In one massive 17 Gig file we have three 'Making of' pieces and three Director Interviews all tied together, running over 2 hours in HD but the aspect ratio is slightly stretched and distorted. There are optional subtitles and while the comments from the 3 directors seem fairly frank, with some behind the scenes material, it still appeared scattered as if thrown together to some degree. It does have optional subtitles. I don't know that too many would watch it from start to finish but luckily you have the option, via the menu, to choose the specific segment you might be more keen on. There is a 2-minute fade-in/fade-out photo gallery, an HD trailer for the film and some Liberation Entertainment previews.
While I'm a pretty big fan of Carax (The Lovers on the Bridge), I differ from Ebert in that I found his "Merde" segment the least enjoyable of the three. I probably liked Shaking Tokyo the best. I think my expectations of the films and Blu-ray weren't really met with a few digital production facets being limited. It was reasonably easy to fall into the mode of accepting these films as humorous and very cool - and they are enjoyable but perhaps purchasers should temper their expectations, especially in regards to the Blu-ray. It might help achieve a more satisfactory level of entertainment. If forced to decide - I'd probably give this a thumbs down.
June 25th, 2009
About the Reviewer: Hello, fellow Beavers! I have been interested in film since I viewed a Chaplin festival on PBS when I was around 9 years old. I credit DVD with expanding my horizons to fill an almost ravenous desire to seek out new film experiences. I currently own approximately 7500 DVDs and have reviewed over 3000 myself. I appreciate my discussion Listserv for furthering my film education and inspiring me to continue running DVDBeaver. Plus a healthy thanks to those who donate and use our Amazon links.
Although I never wanted to become one of those guys who
focused 'too much' on image and sound quality - I
find HD is swiftly pushing me in that direction. So be
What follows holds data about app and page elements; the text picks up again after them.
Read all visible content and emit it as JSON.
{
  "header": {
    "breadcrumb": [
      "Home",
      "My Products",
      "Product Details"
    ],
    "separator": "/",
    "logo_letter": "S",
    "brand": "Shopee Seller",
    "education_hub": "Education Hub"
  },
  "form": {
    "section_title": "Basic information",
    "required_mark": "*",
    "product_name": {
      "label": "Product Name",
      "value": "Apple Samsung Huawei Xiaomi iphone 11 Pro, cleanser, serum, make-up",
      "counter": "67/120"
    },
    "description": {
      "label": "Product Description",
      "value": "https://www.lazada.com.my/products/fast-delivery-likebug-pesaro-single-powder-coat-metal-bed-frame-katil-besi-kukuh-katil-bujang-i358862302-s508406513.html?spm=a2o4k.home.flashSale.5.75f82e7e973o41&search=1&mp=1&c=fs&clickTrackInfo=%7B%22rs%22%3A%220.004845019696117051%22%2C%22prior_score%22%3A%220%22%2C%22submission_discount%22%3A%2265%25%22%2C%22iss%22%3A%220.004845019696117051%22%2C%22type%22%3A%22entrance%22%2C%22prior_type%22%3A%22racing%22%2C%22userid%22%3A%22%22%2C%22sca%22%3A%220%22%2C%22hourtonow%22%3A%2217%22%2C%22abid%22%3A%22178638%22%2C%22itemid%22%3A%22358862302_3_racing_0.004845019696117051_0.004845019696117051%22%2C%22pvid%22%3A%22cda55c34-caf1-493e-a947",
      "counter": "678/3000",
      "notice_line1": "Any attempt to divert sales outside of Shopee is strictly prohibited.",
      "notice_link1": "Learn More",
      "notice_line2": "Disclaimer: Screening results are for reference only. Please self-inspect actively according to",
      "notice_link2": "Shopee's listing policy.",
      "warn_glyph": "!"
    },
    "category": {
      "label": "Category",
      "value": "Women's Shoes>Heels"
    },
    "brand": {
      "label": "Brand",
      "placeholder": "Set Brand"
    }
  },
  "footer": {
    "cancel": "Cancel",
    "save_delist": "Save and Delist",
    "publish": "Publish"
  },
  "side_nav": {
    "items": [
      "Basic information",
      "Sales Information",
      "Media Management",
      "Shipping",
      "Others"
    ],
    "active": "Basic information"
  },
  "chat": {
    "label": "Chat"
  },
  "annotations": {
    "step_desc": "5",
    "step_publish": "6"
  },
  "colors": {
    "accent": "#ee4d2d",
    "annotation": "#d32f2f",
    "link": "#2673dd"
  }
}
it, but film will always be my first love and I list my
favorites on the old YMdb site now accessible
Samsung HPR4272 42" Plasma HDTV
Gary W. Tooze